Is this enough to distinguish a KDC from other systems in the domain? Microsoft cautions that it is not. When a domain-joined client computer performs a PKINIT with a server, the client needs to be able to verify that the other computer has a valid certificate and that it is also a Domain Controller. The [Domain Controller] and the [Domain Controller Authentication] certificate template add the domain controller’s fully qualified domain name (FQDN) to the certificate.
However, with this information, a client is not able to truly verify whether the machine is a valid domain controller, because a client does not have an authoritative list of all valid domain controllers for a domain. Therefore, the [Kerberos Authentication] certificate template adds the domain name instead of the domain controller’s FQDN to the certificate.
If clients only verify the [Server Authentication] EKU, what other systems have certificates that meet the verification criteria for a Windows KDC certificate? The [Web Server] template supplied by Microsoft Active Directory certificate services contains this EKU. There may be many dozens of such certificates in a large enterprise, and a lot of internal web applications can contain security weakness. More troubling than web servers, the [Computer] certificate template also contains the [Server Authentication] EKU.
Is this true? Can any certificate with a [Server Authentication] EKU be presented as a KDC certificate and be accepted by a client? The answer is surprisingly YES!!!.
Strict KDC Validation comes to solve this
Strict KDC Validation is a more restrictive set of criteria that must be met by a KDC for successful authentication. This functionality is controlled by a Group Policy setting called “Require strict KDC validation”, which was added in Windows Vista. A system with this policy enabled will validate certificate-based AS-REP messages from domain controllers by ensuring that all the following are met:
- The domain controller has the private key for the certificate provided.
- For domain-joined systems, the certification authority (CA) that issued the KDC’s certificate is in the AD NTAuth store.
- For non-domain-joined systems, the root CA of the KDC certificate is either in the Third-Party Root Certification Authorities or in the Smart Card Trusted Roots containers of the Windows client’s certificate store (accessible from the Certificates MMC snap-in).
- The KDC certificate has the KDC Authentication entry in the Extended Key Usage (EKU) X.509 extension.
- The KDC certificate’s SubjectAltName (SAN) X.509 extension contains the domain’s DNS (FQDN) and NetBIOS names.

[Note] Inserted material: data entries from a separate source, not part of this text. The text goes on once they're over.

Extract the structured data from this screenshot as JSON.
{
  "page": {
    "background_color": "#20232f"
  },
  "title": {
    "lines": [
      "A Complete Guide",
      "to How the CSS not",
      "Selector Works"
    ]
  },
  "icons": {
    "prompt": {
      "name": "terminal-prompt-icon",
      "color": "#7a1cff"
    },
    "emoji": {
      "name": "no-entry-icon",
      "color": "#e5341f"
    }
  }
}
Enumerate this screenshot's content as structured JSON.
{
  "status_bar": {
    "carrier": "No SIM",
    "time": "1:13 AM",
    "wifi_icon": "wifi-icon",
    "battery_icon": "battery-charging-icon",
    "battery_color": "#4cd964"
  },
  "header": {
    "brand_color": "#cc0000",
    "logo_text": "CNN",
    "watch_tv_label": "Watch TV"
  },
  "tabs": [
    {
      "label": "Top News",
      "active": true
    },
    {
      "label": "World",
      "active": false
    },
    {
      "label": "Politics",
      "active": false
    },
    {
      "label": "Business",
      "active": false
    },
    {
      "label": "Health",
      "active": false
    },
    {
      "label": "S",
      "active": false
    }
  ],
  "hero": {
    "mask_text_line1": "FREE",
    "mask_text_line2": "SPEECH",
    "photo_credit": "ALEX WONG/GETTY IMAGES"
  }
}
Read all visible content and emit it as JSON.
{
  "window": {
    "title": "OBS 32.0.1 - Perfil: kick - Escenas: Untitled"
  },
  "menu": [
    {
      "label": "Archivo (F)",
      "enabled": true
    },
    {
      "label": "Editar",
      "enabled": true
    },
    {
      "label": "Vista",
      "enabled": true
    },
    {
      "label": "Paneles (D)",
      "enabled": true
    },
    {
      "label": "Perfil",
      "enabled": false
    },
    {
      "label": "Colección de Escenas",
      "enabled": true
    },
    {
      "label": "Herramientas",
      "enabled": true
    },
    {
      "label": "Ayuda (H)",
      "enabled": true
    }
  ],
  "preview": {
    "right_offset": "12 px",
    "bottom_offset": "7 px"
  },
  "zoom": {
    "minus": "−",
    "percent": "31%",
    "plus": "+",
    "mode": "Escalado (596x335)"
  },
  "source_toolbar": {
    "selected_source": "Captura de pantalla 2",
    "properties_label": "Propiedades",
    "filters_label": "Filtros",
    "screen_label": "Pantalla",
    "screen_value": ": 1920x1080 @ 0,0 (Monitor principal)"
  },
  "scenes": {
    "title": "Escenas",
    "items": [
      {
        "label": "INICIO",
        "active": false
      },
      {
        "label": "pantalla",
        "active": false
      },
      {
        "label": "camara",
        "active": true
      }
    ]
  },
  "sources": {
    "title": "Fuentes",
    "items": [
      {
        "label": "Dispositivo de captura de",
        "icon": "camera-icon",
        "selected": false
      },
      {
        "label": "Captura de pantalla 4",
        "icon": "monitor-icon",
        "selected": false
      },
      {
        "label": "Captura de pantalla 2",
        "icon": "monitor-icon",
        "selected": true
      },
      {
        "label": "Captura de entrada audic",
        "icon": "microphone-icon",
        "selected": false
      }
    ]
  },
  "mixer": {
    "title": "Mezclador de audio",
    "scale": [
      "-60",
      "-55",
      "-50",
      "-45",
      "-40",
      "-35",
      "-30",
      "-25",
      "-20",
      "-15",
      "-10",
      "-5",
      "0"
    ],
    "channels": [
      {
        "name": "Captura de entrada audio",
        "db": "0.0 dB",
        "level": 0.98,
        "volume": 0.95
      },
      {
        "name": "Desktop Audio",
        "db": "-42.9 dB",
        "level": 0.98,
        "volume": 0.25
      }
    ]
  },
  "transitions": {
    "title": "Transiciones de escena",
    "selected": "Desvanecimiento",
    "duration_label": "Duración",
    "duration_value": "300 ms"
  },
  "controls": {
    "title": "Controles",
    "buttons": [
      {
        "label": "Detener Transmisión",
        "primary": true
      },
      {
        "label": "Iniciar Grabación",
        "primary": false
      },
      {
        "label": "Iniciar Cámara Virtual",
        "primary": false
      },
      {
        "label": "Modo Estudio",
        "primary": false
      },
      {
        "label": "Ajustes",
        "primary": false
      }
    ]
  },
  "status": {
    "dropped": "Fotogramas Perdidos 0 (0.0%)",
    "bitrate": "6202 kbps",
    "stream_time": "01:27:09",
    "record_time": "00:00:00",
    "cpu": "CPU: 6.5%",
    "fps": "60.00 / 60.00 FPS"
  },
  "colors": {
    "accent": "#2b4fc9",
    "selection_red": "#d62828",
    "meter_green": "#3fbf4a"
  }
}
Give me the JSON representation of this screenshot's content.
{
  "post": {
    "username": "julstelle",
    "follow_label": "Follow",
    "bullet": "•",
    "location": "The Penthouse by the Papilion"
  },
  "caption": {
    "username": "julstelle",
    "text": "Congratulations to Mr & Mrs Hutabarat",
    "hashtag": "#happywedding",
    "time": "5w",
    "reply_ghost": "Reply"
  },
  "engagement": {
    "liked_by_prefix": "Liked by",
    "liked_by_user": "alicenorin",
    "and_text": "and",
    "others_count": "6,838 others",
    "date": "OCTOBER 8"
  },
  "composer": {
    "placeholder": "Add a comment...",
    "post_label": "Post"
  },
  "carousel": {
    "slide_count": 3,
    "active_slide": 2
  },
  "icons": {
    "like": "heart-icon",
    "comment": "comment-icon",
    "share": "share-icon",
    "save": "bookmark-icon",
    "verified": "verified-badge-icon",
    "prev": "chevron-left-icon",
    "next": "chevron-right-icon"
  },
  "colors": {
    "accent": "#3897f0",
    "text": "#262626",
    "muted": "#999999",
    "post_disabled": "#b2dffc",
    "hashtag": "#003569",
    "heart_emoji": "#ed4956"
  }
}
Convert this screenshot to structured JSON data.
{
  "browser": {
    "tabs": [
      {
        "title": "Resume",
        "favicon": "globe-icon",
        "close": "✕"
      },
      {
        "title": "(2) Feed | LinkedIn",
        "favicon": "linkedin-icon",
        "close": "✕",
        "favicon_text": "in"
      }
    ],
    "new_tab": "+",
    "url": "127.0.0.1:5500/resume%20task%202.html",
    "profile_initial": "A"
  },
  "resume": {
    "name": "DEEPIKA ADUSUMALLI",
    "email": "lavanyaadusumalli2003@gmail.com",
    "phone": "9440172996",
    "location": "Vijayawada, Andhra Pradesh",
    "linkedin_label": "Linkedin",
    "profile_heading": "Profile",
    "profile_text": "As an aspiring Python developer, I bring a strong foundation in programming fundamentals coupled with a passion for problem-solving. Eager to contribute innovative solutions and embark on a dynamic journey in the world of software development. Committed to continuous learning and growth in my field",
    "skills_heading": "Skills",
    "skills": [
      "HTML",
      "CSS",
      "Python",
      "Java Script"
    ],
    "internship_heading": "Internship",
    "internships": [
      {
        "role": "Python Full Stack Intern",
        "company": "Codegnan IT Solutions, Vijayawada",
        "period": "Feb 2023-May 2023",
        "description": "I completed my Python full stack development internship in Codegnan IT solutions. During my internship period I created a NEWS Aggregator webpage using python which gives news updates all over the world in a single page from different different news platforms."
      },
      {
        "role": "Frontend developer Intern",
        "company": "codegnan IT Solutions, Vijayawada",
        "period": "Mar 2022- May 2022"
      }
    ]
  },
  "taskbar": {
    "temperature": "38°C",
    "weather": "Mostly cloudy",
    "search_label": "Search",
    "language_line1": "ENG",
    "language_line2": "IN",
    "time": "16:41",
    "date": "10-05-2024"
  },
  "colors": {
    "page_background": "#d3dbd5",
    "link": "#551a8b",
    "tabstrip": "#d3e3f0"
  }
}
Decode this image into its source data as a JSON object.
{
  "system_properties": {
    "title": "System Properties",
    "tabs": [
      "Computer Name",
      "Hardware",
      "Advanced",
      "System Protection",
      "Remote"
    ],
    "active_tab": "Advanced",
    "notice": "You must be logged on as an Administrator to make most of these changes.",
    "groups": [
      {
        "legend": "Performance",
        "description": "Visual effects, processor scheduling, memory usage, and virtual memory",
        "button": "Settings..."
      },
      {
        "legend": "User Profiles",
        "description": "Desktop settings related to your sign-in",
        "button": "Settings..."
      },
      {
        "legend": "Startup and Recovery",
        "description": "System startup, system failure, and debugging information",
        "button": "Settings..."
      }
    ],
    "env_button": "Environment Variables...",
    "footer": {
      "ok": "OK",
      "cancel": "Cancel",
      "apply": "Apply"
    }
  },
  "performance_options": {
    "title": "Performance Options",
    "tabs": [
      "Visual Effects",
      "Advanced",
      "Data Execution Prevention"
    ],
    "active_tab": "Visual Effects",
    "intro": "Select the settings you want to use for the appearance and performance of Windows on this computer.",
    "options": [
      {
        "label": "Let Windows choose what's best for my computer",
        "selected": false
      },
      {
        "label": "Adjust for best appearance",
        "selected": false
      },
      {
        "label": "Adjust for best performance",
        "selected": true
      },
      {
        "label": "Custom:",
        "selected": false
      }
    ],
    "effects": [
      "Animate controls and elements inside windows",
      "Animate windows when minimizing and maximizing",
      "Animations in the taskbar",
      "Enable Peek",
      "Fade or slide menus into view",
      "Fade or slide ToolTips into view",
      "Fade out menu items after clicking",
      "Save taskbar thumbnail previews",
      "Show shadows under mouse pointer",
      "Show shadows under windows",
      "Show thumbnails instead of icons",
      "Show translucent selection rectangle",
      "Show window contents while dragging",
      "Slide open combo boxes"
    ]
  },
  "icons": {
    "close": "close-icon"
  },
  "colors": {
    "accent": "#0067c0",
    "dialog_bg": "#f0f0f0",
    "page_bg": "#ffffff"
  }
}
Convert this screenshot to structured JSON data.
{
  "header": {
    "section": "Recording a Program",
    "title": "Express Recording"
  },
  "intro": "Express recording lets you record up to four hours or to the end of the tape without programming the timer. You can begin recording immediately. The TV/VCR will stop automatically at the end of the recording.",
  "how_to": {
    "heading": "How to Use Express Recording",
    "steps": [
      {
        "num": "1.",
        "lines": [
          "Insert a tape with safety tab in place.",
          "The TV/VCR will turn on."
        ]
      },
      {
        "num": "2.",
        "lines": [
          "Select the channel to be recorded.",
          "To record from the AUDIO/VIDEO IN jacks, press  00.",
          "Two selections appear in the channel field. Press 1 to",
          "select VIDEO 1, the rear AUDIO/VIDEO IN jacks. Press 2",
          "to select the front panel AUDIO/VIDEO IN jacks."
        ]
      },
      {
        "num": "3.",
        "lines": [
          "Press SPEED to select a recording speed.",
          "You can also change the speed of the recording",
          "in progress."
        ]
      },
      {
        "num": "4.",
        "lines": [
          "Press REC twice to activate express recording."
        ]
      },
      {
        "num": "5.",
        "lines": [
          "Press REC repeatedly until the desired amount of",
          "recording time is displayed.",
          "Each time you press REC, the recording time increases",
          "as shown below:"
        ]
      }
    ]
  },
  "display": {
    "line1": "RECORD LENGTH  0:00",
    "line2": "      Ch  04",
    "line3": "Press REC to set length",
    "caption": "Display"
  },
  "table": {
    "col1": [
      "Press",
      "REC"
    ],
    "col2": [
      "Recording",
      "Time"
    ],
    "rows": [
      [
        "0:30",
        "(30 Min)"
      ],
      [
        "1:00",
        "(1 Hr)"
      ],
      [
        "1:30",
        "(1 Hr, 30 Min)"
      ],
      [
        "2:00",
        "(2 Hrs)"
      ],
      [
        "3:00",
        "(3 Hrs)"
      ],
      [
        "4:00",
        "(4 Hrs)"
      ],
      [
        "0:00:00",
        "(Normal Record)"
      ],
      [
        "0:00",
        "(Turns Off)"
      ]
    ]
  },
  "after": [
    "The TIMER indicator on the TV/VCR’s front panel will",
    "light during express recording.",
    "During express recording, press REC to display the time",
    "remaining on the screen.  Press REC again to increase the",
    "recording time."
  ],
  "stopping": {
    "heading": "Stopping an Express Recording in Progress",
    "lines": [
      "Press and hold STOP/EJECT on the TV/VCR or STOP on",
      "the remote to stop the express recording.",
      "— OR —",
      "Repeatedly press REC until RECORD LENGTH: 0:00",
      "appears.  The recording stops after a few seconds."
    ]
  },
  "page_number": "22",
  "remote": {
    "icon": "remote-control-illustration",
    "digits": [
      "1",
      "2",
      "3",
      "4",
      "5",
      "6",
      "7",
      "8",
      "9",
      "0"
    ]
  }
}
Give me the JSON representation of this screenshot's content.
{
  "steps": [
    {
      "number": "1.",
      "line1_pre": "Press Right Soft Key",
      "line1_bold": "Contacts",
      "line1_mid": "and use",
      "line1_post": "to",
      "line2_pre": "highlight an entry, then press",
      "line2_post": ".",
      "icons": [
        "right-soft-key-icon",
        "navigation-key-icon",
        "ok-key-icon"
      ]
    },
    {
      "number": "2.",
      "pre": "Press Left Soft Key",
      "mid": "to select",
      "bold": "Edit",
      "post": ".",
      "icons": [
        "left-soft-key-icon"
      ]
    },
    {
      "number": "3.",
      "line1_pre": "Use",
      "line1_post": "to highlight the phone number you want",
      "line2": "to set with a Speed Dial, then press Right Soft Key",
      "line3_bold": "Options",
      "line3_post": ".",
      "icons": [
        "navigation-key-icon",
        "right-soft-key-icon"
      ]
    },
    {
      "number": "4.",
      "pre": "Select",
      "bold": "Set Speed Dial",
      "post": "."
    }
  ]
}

- The KDC certificate’s DNSName field of the SubjectAltName (SAN) X.509 extension matches the domain’s DNS name (FQDN).
Plan a head
I hope I could explain why there is something called Strict KDC Validation, and why you might want to use it in your environment. It is important that you enroll all your domain controllers with the correct KDC certificate that adheres to the above conditions. This can be done by creating a valid domain controller certificate using the new certificate template called (Kerberos Authentication), that was included in Windows Server 2008. Certificates created from this template will have KDC EKU and SAN certificate extensions. This new certificate template is a good replacement from the old Domain Controller and Domain Controller Authentication certificate templates.
You can deploy the Kerberos Authentication certificate template to your domain controllers, by using auto-enrollment, and by specifying the (Domain Controller Authentication) and (Domain Controller) certificate templates, as superseded templates in the (Kerberos Authentication) certificate template. As this blog post is not addressing the deployment aspect, here is a blog post that goes through the deployment part.
- Enabling Strict KDC Validation in Windows Kerberos reference article.
- Discover how smart cards work.